By Greg Krikorian, LA Times Staff Writer
July 25, 2007
DALLAS — The government’s biggest terrorism-financing trial to date opened Tuesday with a federal prosecutor charging that officials of a now-shuttered Islamic charity for years hid their real mission: supporting the violent actions of the Palestinian group Hamas.
Assistant U.S. Atty. James T. Jacks said the Holy Land Foundation for Relief and Development and its five former officials on trial raised and distributed millions of dollars for the militant organization.
“The evidence will show that they have lied to the public … the government … and the media,” Jacks said. “And the reason that they have lied is because to tell the truth would have been to admit what they are all about.”
Nancy Hollander, attorney for former Holy Land President Shukri Abu Baker, countered in her opening statement that the government was distorting the charity’s history. Holy Land’s real mission, she said, was offering food, medical care, shelter and other necessities to children and families in conflict-torn areas, including the Middle East.
“This case is about providing charity to people who desperately need it,” Hollander said.
The government alleges that Holy Land was founded shortly after the creation of Hamas in 1987 as a fundraising vehicle.
Until the day in December 2001 when its four offices were shut down, including one in San Diego, Holy Land provided Hamas with goods, funds and services, according to a 36-count indictment.
That support, the government says, included about $12.4 million sent to Hamas after 1995, when the U.S. declared it a terrorist organization.
The sympathies and intentions of Holy Land officials became clear after years of surveillance and wiretaps by the FBI, authorities said.
Though the case is linked to the Middle East, Jacks told the jurors that they should not be distracted by political sensitivities in that region.
“This is not going to be a college course on the Arab-Israeli conflict,” the prosecutor said. “This is a criminal trial in a United States courtroom.”
But defense attorneys countered that the charity’s work was legitimate and that its mission was in response to political and economic repression in the West Bank, Gaza Strip and other areas.
Hollander and other defense lawyers said much of Holy Land’s efforts were focused on the Palestinian territories because tens of thousands live there under Israeli occupation in neighborhoods that “are among the poorest in the world.”
“What united Muslims around the world … was an obligation to help the people who could not escape the [Israeli] occupation,” attorney Linda Moreno said.
Her client, former Holy Land chief executive Ghassan Elashi, is one of three defendants whose families were displaced decades ago by Israelis.
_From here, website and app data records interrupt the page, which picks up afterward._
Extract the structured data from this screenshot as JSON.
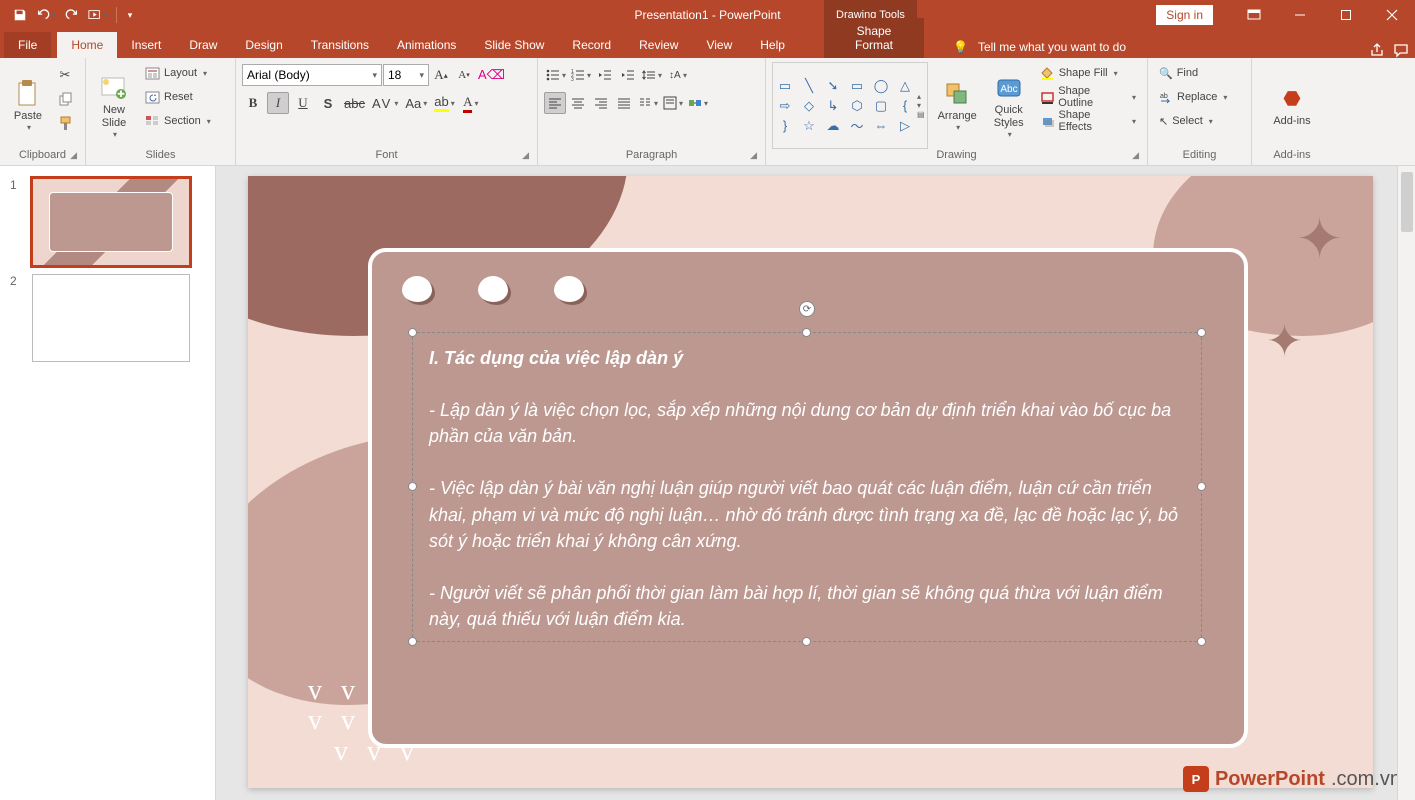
{
  "titlebar": {
    "document_title": "Presentation1 - PowerPoint",
    "context_tab": "Drawing Tools",
    "signin": "Sign in"
  },
  "tabs": {
    "file": "File",
    "items": [
      "Home",
      "Insert",
      "Draw",
      "Design",
      "Transitions",
      "Animations",
      "Slide Show",
      "Record",
      "Review",
      "View",
      "Help"
    ],
    "format": "Shape Format",
    "tellme": "Tell me what you want to do"
  },
  "ribbon": {
    "clipboard": {
      "label": "Clipboard",
      "paste": "Paste"
    },
    "slides": {
      "label": "Slides",
      "new_slide": "New\nSlide",
      "layout": "Layout",
      "reset": "Reset",
      "section": "Section"
    },
    "font": {
      "label": "Font",
      "name": "Arial (Body)",
      "size": "18"
    },
    "paragraph": {
      "label": "Paragraph"
    },
    "drawing": {
      "label": "Drawing",
      "arrange": "Arrange",
      "quick": "Quick\nStyles",
      "fill": "Shape Fill",
      "outline": "Shape Outline",
      "effects": "Shape Effects"
    },
    "editing": {
      "label": "Editing",
      "find": "Find",
      "replace": "Replace",
      "select": "Select"
    },
    "addins": {
      "label": "Add-ins",
      "btn": "Add-ins"
    }
  },
  "thumbs": {
    "n1": "1",
    "n2": "2"
  },
  "slide": {
    "heading": "I. Tác dụng của việc lập dàn ý",
    "p1": "- Lập dàn ý là việc chọn lọc, sắp xếp những nội dung cơ bản dự định triển khai vào bố cục ba phần của văn bản.",
    "p2": "- Việc lập dàn ý bài văn nghị luận giúp người viết bao quát các luận điểm, luận cứ cần triển khai, phạm vi và mức độ nghị luận… nhờ đó tránh được tình trạng xa đề, lạc đề hoặc lạc ý, bỏ sót ý hoặc triển khai ý không cân xứng.",
    "p3": "- Người viết sẽ phân phối thời gian làm bài hợp lí, thời gian sẽ không quá thừa với luận điểm này, quá thiếu với luận điểm kia."
  },
  "watermark": {
    "brand": "PowerPoint",
    "domain": ".com.vn"
  }
}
“Mr. Elashi supported the children and families of Palestine,” Moreno said. “He did not support Hamas.”
The defense also disputed that Holy Land knowingly funneled money to Hamas through zakat charity committees overseas that allegedly are under the control of the militant group. Further, the attorneys said, the U.S. has never declared the committees to be terrorist fronts, adding that the federal government itself has provided aid to at least one of the charities.
The attorneys also emphasized to the jury that their clients — who include former Holy Land chairman Mohammed El-Mezain, fundraiser Mufid Abdulqader and New Jersey representative Abdulraham Odeh — have a guarantee of free speech and association in the U.S.
“You can stand up in front of the courthouse now and read the Hamas charter and say you agree with every word of it, and that is not illegal,” said El-Mezain’s lawyer Joshua Dratel.
“The most important thing to keep in mind is that Holy Land had nothing to do with politics,” Hollander said. “This was a charity. A charity that was needed. A charity that is missed.”